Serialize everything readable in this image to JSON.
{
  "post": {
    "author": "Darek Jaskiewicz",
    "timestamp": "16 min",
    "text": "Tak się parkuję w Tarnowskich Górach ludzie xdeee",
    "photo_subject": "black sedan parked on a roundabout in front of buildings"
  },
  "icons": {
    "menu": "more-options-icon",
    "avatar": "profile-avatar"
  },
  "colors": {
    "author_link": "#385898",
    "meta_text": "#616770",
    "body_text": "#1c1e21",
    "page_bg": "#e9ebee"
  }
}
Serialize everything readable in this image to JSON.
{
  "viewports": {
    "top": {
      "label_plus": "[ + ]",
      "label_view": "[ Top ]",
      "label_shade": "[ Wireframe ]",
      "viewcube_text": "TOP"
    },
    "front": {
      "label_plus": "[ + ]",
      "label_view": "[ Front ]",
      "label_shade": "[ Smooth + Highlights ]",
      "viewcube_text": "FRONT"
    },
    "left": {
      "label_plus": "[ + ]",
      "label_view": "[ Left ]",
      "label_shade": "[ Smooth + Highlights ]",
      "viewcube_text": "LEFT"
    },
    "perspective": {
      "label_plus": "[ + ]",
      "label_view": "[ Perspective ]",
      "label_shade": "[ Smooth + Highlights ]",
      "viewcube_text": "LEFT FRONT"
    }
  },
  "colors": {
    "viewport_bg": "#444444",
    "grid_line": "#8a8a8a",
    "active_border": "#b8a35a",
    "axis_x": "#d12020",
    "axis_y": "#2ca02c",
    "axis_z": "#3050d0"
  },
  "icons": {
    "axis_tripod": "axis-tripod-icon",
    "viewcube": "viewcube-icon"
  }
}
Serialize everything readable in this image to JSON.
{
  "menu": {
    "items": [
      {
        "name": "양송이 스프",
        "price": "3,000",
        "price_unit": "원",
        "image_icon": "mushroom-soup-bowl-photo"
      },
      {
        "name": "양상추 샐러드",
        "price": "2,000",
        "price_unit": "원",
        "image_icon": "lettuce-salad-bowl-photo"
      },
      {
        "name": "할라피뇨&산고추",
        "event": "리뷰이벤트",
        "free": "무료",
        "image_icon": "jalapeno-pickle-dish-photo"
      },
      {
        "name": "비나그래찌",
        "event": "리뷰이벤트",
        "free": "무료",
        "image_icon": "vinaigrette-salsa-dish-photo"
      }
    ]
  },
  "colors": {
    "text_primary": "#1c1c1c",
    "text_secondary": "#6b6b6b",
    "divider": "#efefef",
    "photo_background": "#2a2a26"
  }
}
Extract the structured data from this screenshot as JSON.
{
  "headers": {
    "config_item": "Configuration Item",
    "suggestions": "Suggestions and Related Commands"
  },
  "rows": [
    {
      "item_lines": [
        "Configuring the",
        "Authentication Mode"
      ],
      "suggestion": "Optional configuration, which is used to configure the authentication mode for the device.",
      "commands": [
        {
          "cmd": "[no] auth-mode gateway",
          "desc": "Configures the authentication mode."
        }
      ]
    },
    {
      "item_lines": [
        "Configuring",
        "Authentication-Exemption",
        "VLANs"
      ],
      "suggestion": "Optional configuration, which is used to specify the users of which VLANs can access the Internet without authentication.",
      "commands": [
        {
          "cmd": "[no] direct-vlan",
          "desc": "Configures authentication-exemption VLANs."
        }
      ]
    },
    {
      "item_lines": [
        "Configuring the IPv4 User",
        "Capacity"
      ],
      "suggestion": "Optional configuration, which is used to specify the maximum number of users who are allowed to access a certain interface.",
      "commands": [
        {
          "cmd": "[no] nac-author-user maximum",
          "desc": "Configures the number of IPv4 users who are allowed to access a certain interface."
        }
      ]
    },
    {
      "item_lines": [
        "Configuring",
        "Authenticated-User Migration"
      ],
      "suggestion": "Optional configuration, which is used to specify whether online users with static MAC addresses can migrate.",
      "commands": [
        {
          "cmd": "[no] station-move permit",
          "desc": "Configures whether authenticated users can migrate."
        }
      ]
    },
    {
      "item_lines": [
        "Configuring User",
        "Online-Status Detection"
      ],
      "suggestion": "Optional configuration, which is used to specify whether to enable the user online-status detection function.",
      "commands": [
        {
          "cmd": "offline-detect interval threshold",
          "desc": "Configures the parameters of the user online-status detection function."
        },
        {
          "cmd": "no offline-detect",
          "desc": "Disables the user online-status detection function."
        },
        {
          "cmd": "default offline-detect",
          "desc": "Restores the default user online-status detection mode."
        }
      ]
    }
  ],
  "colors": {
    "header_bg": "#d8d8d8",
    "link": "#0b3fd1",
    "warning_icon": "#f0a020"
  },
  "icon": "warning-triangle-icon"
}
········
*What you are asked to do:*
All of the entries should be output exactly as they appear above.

*Written answer:*
Serialize everything readable in this image to JSON.
{
  "post": {
    "author": "Darek Jaskiewicz",
    "timestamp": "16 min",
    "text": "Tak się parkuję w Tarnowskich Górach ludzie xdeee",
    "photo_subject": "black sedan parked on a roundabout in front of buildings"
  },
  "icons": {
    "menu": "more-options-icon",
    "avatar": "profile-avatar"
  },
  "colors": {
    "author_link": "#385898",
    "meta_text": "#616770",
    "body_text": "#1c1e21",
    "page_bg": "#e9ebee"
  }
}
Serialize everything readable in this image to JSON.
{
  "viewports": {
    "top": {
      "label_plus": "[ + ]",
      "label_view": "[ Top ]",
      "label_shade": "[ Wireframe ]",
      "viewcube_text": "TOP"
    },
    "front": {
      "label_plus": "[ + ]",
      "label_view": "[ Front ]",
      "label_shade": "[ Smooth + Highlights ]",
      "viewcube_text": "FRONT"
    },
    "left": {
      "label_plus": "[ + ]",
      "label_view": "[ Left ]",
      "label_shade": "[ Smooth + Highlights ]",
      "viewcube_text": "LEFT"
    },
    "perspective": {
      "label_plus": "[ + ]",
      "label_view": "[ Perspective ]",
      "label_shade": "[ Smooth + Highlights ]",
      "viewcube_text": "LEFT FRONT"
    }
  },
  "colors": {
    "viewport_bg": "#444444",
    "grid_line": "#8a8a8a",
    "active_border": "#b8a35a",
    "axis_x": "#d12020",
    "axis_y": "#2ca02c",
    "axis_z": "#3050d0"
  },
  "icons": {
    "axis_tripod": "axis-tripod-icon",
    "viewcube": "viewcube-icon"
  }
}
Serialize everything readable in this image to JSON.
{
  "menu": {
    "items": [
      {
        "name": "양송이 스프",
        "price": "3,000",
        "price_unit": "원",
        "image_icon": "mushroom-soup-bowl-photo"
      },
      {
        "name": "양상추 샐러드",
        "price": "2,000",
        "price_unit": "원",
        "image_icon": "lettuce-salad-bowl-photo"
      },
      {
        "name": "할라피뇨&산고추",
        "event": "리뷰이벤트",
        "free": "무료",
        "image_icon": "jalapeno-pickle-dish-photo"
      },
      {
        "name": "비나그래찌",
        "event": "리뷰이벤트",
        "free": "무료",
        "image_icon": "vinaigrette-salsa-dish-photo"
      }
    ]
  },
  "colors": {
    "text_primary": "#1c1c1c",
    "text_secondary": "#6b6b6b",
    "divider": "#efefef",
    "photo_background": "#2a2a26"
  }
}
Extract the structured data from this screenshot as JSON.
{
  "headers": {
    "config_item": "Configuration Item",
    "suggestions": "Suggestions and Related Commands"
  },
  "rows": [
    {
      "item_lines": [
        "Configuring the",
        "Authentication Mode"
      ],
      "suggestion": "Optional configuration, which is used to configure the authentication mode for the device.",
      "commands": [
        {
          "cmd": "[no] auth-mode gateway",
          "desc": "Configures the authentication mode."
        }
      ]
    },
    {
      "item_lines": [
        "Configuring",
        "Authentication-Exemption",
        "VLANs"
      ],
      "suggestion": "Optional configuration, which is used to specify the users of which VLANs can access the Internet without authentication.",
      "commands": [
        {
          "cmd": "[no] direct-vlan",
          "desc": "Configures authentication-exemption VLANs."
        }
      ]
    },
    {
      "item_lines": [
        "Configuring the IPv4 User",
        "Capacity"
      ],
      "suggestion": "Optional configuration, which is used to specify the maximum number of users who are allowed to access a certain interface.",
      "commands": [
        {
          "cmd": "[no] nac-author-user maximum",
          "desc": "Configures the number of IPv4 users who are allowed to access a certain interface."
        }
      ]
    },
    {
      "item_lines": [
        "Configuring",
        "Authenticated-User Migration"
      ],
      "suggestion": "Optional configuration, which is used to specify whether online users with static MAC addresses can migrate.",
      "commands": [
        {
          "cmd": "[no] station-move permit",
          "desc": "Configures whether authenticated users can migrate."
        }
      ]
    },
    {
      "item_lines": [
        "Configuring User",
        "Online-Status Detection"
      ],
      "suggestion": "Optional configuration, which is used to specify whether to enable the user online-status detection function.",
      "commands": [
        {
          "cmd": "offline-detect interval threshold",
          "desc": "Configures the parameters of the user online-status detection function."
        },
        {
          "cmd": "no offline-detect",
          "desc": "Disables the user online-status detection function."
        },
        {
          "cmd": "default offline-detect",
          "desc": "Restores the default user online-status detection mode."
        }
      ]
    }
  ],
  "colors": {
    "header_bg": "#d8d8d8",
    "link": "#0b3fd1",
    "warning_icon": "#f0a020"
  },
  "icon": "warning-triangle-icon"
}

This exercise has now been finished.